-- Exercise --
Return the records exactly, with nothing added.

-- Provided material --
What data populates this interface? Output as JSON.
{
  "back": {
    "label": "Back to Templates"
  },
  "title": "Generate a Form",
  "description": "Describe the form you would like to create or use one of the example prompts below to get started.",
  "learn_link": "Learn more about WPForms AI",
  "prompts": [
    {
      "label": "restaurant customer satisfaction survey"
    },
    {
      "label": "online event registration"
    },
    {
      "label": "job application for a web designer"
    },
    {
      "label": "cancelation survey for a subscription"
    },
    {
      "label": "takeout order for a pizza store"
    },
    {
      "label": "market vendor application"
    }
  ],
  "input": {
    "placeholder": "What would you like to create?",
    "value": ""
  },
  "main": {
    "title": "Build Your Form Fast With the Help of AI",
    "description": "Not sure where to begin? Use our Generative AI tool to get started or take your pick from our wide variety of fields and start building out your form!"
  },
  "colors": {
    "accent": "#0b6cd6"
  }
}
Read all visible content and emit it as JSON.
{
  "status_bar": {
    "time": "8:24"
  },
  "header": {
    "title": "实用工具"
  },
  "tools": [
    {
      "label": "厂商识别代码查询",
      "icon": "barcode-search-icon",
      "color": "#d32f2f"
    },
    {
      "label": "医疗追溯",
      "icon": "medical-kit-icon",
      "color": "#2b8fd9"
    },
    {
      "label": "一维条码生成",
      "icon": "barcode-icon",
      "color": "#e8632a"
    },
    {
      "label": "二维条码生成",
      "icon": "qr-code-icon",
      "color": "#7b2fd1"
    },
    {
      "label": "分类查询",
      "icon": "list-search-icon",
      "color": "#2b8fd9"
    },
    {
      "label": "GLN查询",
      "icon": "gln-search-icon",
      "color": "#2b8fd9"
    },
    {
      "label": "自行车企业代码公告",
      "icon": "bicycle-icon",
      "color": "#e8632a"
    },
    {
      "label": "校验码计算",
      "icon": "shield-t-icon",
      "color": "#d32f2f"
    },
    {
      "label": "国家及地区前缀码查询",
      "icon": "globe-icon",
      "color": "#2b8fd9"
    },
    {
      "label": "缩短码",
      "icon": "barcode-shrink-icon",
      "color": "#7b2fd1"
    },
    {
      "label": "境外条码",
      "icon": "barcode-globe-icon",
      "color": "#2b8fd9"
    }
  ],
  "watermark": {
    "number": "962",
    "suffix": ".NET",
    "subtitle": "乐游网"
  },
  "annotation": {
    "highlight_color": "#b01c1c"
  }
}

-- Problem solution --
What data populates this interface? Output as JSON.
{
  "back": {
    "label": "Back to Templates"
  },
  "title": "Generate a Form",
  "description": "Describe the form you would like to create or use one of the example prompts below to get started.",
  "learn_link": "Learn more about WPForms AI",
  "prompts": [
    {
      "label": "restaurant customer satisfaction survey"
    },
    {
      "label": "online event registration"
    },
    {
      "label": "job application for a web designer"
    },
    {
      "label": "cancelation survey for a subscription"
    },
    {
      "label": "takeout order for a pizza store"
    },
    {
      "label": "market vendor application"
    }
  ],
  "input": {
    "placeholder": "What would you like to create?",
    "value": ""
  },
  "main": {
    "title": "Build Your Form Fast With the Help of AI",
    "description": "Not sure where to begin? Use our Generative AI tool to get started or take your pick from our wide variety of fields and start building out your form!"
  },
  "colors": {
    "accent": "#0b6cd6"
  }
}
Read all visible content and emit it as JSON.
{
  "status_bar": {
    "time": "8:24"
  },
  "header": {
    "title": "实用工具"
  },
  "tools": [
    {
      "label": "厂商识别代码查询",
      "icon": "barcode-search-icon",
      "color": "#d32f2f"
    },
    {
      "label": "医疗追溯",
      "icon": "medical-kit-icon",
      "color": "#2b8fd9"
    },
    {
      "label": "一维条码生成",
      "icon": "barcode-icon",
      "color": "#e8632a"
    },
    {
      "label": "二维条码生成",
      "icon": "qr-code-icon",
      "color": "#7b2fd1"
    },
    {
      "label": "分类查询",
      "icon": "list-search-icon",
      "color": "#2b8fd9"
    },
    {
      "label": "GLN查询",
      "icon": "gln-search-icon",
      "color": "#2b8fd9"
    },
    {
      "label": "自行车企业代码公告",
      "icon": "bicycle-icon",
      "color": "#e8632a"
    },
    {
      "label": "校验码计算",
      "icon": "shield-t-icon",
      "color": "#d32f2f"
    },
    {
      "label": "国家及地区前缀码查询",
      "icon": "globe-icon",
      "color": "#2b8fd9"
    },
    {
      "label": "缩短码",
      "icon": "barcode-shrink-icon",
      "color": "#7b2fd1"
    },
    {
      "label": "境外条码",
      "icon": "barcode-globe-icon",
      "color": "#2b8fd9"
    }
  ],
  "watermark": {
    "number": "962",
    "suffix": ".NET",
    "subtitle": "乐游网"
  },
  "annotation": {
    "highlight_color": "#b01c1c"
  }
}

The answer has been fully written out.